Give back all the data exactly, line by line.

→ **AVAILABLE DATA**
%%

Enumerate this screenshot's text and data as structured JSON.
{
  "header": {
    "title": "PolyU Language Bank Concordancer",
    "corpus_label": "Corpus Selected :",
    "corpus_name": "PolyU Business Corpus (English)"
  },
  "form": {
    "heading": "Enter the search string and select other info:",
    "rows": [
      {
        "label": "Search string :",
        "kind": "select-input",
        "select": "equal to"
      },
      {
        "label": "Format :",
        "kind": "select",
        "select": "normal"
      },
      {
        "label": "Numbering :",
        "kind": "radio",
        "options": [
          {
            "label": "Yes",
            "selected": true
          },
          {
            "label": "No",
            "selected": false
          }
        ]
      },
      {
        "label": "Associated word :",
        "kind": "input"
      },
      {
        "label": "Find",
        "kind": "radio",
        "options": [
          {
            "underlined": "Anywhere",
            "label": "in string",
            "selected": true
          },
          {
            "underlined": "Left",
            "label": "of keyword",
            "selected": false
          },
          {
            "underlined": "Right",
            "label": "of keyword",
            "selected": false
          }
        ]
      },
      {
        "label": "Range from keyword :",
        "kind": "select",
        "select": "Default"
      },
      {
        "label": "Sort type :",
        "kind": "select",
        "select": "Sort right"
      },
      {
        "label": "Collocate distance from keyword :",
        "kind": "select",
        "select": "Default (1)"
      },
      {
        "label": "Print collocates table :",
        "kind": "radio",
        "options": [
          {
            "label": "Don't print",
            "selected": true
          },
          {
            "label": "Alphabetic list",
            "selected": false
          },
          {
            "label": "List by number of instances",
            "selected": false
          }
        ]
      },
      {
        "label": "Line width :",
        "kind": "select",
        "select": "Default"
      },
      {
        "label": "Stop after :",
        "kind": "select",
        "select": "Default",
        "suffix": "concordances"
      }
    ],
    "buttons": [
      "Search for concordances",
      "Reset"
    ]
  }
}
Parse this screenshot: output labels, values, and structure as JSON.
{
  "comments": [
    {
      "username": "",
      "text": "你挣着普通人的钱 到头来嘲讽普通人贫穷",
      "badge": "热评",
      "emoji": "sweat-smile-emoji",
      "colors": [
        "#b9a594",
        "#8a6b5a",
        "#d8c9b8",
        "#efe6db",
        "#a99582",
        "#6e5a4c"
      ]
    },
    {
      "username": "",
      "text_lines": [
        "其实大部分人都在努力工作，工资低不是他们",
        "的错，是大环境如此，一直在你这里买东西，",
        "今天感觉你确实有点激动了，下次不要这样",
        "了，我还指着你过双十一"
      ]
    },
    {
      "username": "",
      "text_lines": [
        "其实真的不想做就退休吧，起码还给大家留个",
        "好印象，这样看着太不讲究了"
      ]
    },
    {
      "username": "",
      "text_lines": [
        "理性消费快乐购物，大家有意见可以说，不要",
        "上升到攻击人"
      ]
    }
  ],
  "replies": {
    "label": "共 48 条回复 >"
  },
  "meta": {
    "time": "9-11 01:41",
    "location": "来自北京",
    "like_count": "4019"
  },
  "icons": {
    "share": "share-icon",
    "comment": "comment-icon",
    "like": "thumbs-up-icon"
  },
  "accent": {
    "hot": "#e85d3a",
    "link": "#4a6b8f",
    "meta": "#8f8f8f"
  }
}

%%

→ **SOLUTION**
Enumerate this screenshot's text and data as structured JSON.
{
  "header": {
    "title": "PolyU Language Bank Concordancer",
    "corpus_label": "Corpus Selected :",
    "corpus_name": "PolyU Business Corpus (English)"
  },
  "form": {
    "heading": "Enter the search string and select other info:",
    "rows": [
      {
        "label": "Search string :",
        "kind": "select-input",
        "select": "equal to"
      },
      {
        "label": "Format :",
        "kind": "select",
        "select": "normal"
      },
      {
        "label": "Numbering :",
        "kind": "radio",
        "options": [
          {
            "label": "Yes",
            "selected": true
          },
          {
            "label": "No",
            "selected": false
          }
        ]
      },
      {
        "label": "Associated word :",
        "kind": "input"
      },
      {
        "label": "Find",
        "kind": "radio",
        "options": [
          {
            "underlined": "Anywhere",
            "label": "in string",
            "selected": true
          },
          {
            "underlined": "Left",
            "label": "of keyword",
            "selected": false
          },
          {
            "underlined": "Right",
            "label": "of keyword",
            "selected": false
          }
        ]
      },
      {
        "label": "Range from keyword :",
        "kind": "select",
        "select": "Default"
      },
      {
        "label": "Sort type :",
        "kind": "select",
        "select": "Sort right"
      },
      {
        "label": "Collocate distance from keyword :",
        "kind": "select",
        "select": "Default (1)"
      },
      {
        "label": "Print collocates table :",
        "kind": "radio",
        "options": [
          {
            "label": "Don't print",
            "selected": true
          },
          {
            "label": "Alphabetic list",
            "selected": false
          },
          {
            "label": "List by number of instances",
            "selected": false
          }
        ]
      },
      {
        "label": "Line width :",
        "kind": "select",
        "select": "Default"
      },
      {
        "label": "Stop after :",
        "kind": "select",
        "select": "Default",
        "suffix": "concordances"
      }
    ],
    "buttons": [
      "Search for concordances",
      "Reset"
    ]
  }
}
Parse this screenshot: output labels, values, and structure as JSON.
{
  "comments": [
    {
      "username": "",
      "text": "你挣着普通人的钱 到头来嘲讽普通人贫穷",
      "badge": "热评",
      "emoji": "sweat-smile-emoji",
      "colors": [
        "#b9a594",
        "#8a6b5a",
        "#d8c9b8",
        "#efe6db",
        "#a99582",
        "#6e5a4c"
      ]
    },
    {
      "username": "",
      "text_lines": [
        "其实大部分人都在努力工作，工资低不是他们",
        "的错，是大环境如此，一直在你这里买东西，",
        "今天感觉你确实有点激动了，下次不要这样",
        "了，我还指着你过双十一"
      ]
    },
    {
      "username": "",
      "text_lines": [
        "其实真的不想做就退休吧，起码还给大家留个",
        "好印象，这样看着太不讲究了"
      ]
    },
    {
      "username": "",
      "text_lines": [
        "理性消费快乐购物，大家有意见可以说，不要",
        "上升到攻击人"
      ]
    }
  ],
  "replies": {
    "label": "共 48 条回复 >"
  },
  "meta": {
    "time": "9-11 01:41",
    "location": "来自北京",
    "like_count": "4019"
  },
  "icons": {
    "share": "share-icon",
    "comment": "comment-icon",
    "like": "thumbs-up-icon"
  },
  "accent": {
    "hot": "#e85d3a",
    "link": "#4a6b8f",
    "meta": "#8f8f8f"
  }
}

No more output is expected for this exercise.